Step 9: Scribe and Rip the Baseboard
Nail scraps from the ¼-inch plywood to pad out the existing baseboard and bring its face flush with that of the bottom rail. Set the baseboard in place and shim the low end until the piece is level. Measure the biggest gap between the bottom of the baseboard and the floor, and cut a scrap block to this size plus ¼ inch. Run the block along the floor against the baseboard with a pencil on top to scribe a cut line on the piece, as shown. Rip the baseboard using a circular saw.
Step 10: Install the Baseboard
To make sure the rail and baseboard are parallel, cut a spacer to match the amount of bottom rail you want exposed, and use it to position the baseboard while nailing it in place, as shown. The shoe molding will cover any gap along the floor.
Step 11: Cut the Apron
Each run of molding will either turn a corner—in which case you'll miter the end—or meet an opening. At an opening trimmed with a deep casing, the apron can simply die into the casing. Otherwise, you'll have to create what's called a return to dress the cut end: Miter the run at 45 degrees as if for an outside corner, and then miter a second piece that will meet that 45 and die square into the wall or casing—turning the profile around the corner (as shown in the inset photo). Just be sure to cut the return's mitered end first; that task is made much easier when working with a long piece.
Step 12: Install the Apron
Align the top edge of the apron flush with top edge of the rail and nail it in place using 2½-inch finishing nails.
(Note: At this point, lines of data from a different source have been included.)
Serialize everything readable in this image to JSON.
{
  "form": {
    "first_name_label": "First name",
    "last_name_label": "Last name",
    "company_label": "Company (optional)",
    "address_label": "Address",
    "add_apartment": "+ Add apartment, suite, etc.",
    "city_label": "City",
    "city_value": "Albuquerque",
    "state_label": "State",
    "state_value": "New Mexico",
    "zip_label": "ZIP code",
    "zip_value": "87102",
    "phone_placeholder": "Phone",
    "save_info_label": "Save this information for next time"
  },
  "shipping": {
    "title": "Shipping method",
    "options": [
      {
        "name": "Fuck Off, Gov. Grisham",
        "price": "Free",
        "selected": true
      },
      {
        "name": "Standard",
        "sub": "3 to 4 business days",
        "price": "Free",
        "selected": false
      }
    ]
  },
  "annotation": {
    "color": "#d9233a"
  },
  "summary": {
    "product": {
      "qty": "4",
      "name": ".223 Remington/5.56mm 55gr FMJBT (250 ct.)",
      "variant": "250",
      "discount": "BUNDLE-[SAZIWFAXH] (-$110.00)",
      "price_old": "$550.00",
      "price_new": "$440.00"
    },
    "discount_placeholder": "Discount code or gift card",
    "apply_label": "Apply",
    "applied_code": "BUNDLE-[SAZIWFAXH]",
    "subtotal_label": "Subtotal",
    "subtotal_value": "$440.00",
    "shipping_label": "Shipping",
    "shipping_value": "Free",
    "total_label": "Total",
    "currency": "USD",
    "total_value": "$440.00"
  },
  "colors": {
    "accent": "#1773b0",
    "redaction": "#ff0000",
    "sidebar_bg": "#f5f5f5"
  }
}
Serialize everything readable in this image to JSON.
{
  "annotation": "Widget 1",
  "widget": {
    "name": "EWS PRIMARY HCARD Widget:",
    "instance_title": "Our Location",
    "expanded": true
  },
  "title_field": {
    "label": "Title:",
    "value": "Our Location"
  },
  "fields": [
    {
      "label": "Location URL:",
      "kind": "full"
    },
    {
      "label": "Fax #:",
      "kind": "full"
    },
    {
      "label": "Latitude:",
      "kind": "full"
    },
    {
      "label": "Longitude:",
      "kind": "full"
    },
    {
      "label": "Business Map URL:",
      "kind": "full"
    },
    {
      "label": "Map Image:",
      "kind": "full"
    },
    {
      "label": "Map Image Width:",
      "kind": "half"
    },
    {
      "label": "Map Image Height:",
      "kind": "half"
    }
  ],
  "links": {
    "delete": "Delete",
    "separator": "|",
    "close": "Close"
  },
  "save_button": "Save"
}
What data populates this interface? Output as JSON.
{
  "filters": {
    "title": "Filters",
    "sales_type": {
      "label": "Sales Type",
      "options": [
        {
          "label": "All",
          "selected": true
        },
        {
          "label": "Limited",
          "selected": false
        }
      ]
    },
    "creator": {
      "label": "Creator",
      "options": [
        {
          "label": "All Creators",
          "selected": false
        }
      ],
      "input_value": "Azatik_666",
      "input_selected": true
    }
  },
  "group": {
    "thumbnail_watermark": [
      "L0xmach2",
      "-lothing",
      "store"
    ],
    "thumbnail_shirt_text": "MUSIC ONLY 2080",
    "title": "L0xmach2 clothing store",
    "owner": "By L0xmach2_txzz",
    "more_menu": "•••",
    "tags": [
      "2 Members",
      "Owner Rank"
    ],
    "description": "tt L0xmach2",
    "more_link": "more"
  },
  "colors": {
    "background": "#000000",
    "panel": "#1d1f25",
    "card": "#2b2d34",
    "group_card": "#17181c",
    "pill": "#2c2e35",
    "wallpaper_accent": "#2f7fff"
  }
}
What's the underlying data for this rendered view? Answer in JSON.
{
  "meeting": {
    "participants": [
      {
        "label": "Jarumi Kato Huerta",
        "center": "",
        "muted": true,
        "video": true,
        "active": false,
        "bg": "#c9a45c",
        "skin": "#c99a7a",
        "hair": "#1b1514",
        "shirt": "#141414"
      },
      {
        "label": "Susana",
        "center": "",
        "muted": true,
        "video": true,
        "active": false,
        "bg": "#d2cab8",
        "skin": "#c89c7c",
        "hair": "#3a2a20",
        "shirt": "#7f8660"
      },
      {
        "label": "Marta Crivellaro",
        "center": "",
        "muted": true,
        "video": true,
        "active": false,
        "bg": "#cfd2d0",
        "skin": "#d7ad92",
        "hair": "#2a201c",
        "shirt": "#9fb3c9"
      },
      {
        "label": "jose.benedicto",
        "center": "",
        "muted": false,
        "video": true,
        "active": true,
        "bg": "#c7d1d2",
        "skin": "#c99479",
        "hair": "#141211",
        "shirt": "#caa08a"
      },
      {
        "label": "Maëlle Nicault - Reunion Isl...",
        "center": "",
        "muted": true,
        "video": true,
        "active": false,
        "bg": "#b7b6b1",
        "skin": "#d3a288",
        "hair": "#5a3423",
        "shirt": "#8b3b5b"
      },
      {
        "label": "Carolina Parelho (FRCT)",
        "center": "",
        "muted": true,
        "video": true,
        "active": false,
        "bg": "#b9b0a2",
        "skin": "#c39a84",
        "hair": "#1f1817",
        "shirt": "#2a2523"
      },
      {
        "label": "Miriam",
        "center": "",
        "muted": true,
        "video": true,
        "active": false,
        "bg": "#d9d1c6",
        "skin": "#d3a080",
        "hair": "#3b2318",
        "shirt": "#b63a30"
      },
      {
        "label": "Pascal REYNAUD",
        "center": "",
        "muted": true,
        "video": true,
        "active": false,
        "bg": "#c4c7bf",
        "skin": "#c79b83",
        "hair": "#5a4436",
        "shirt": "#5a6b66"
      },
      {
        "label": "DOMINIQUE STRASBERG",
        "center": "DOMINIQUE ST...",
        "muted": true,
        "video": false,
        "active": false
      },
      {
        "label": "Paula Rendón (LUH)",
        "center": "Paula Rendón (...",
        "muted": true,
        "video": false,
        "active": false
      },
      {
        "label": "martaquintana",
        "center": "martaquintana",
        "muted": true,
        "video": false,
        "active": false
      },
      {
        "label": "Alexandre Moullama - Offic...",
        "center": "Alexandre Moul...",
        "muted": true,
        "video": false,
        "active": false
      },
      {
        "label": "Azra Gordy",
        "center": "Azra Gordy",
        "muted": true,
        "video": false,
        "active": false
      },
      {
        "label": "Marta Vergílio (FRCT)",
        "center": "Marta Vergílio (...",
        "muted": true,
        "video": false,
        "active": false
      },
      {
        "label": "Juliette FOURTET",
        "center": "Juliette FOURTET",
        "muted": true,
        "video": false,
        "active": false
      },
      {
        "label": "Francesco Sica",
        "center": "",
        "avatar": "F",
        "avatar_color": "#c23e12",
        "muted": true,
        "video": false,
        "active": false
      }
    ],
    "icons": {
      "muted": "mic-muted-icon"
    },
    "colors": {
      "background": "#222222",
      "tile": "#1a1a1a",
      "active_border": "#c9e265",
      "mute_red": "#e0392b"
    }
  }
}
On any run with a return, nail the run in place first and glue the return into its slot with adhesive caulk.
Step 13: Create the Returns
At the end of a run where the chair rail requires a return, again, miter the end as if for an outside corner, then miter and cut a return to terminate the molding profile into the wall or casing. For the cap, you'll want to glue the return to the run to create an assembly, as shown.
Step 14: Notch the Return
Depending on your existing casing, the chair rail may need to be notched. If so, hold the chair rail in place, scribe the shape of the molding, and then use a handsaw to cut the notch. Notching the existing casing to accept the cap, as shown, will give you a nicer joint.
Step 15: Install the Chair-Rail Cap
Once your returns are assembled, miter any ends that finish at a corner. Set the cap in a bed of caulk and nail it to the ledge formed by the apron and upper rail using a nail gun and 2½-inch finishing nails.
Step 16: Install the Base-Cap and Shoe Moldings
Miter corner ends. Position the shoe molding on the floor against the baseboard and the base cap on the top edge of the baseboard. Nail them to the baseboard with a nail gun and 1½-inch finishing nails, working your way around the room. Anywhere a return is required, make it just as you did for the apron in Step 13.
Step 17: Trim Out the Panels
Miter panel molding at 45 degrees to line the inside edges of the panels. If your molding is delicate, like ours, just glue it in place. For thicker trim, nail it in place with a nail gun and 1½-inch finishing nails. Once all the pieces are installed, fill all nail holes with wood filler, and joints with latex caulk. Let dry. Sand the surfaces, prime the plywood, and finish the project with several coats of paint.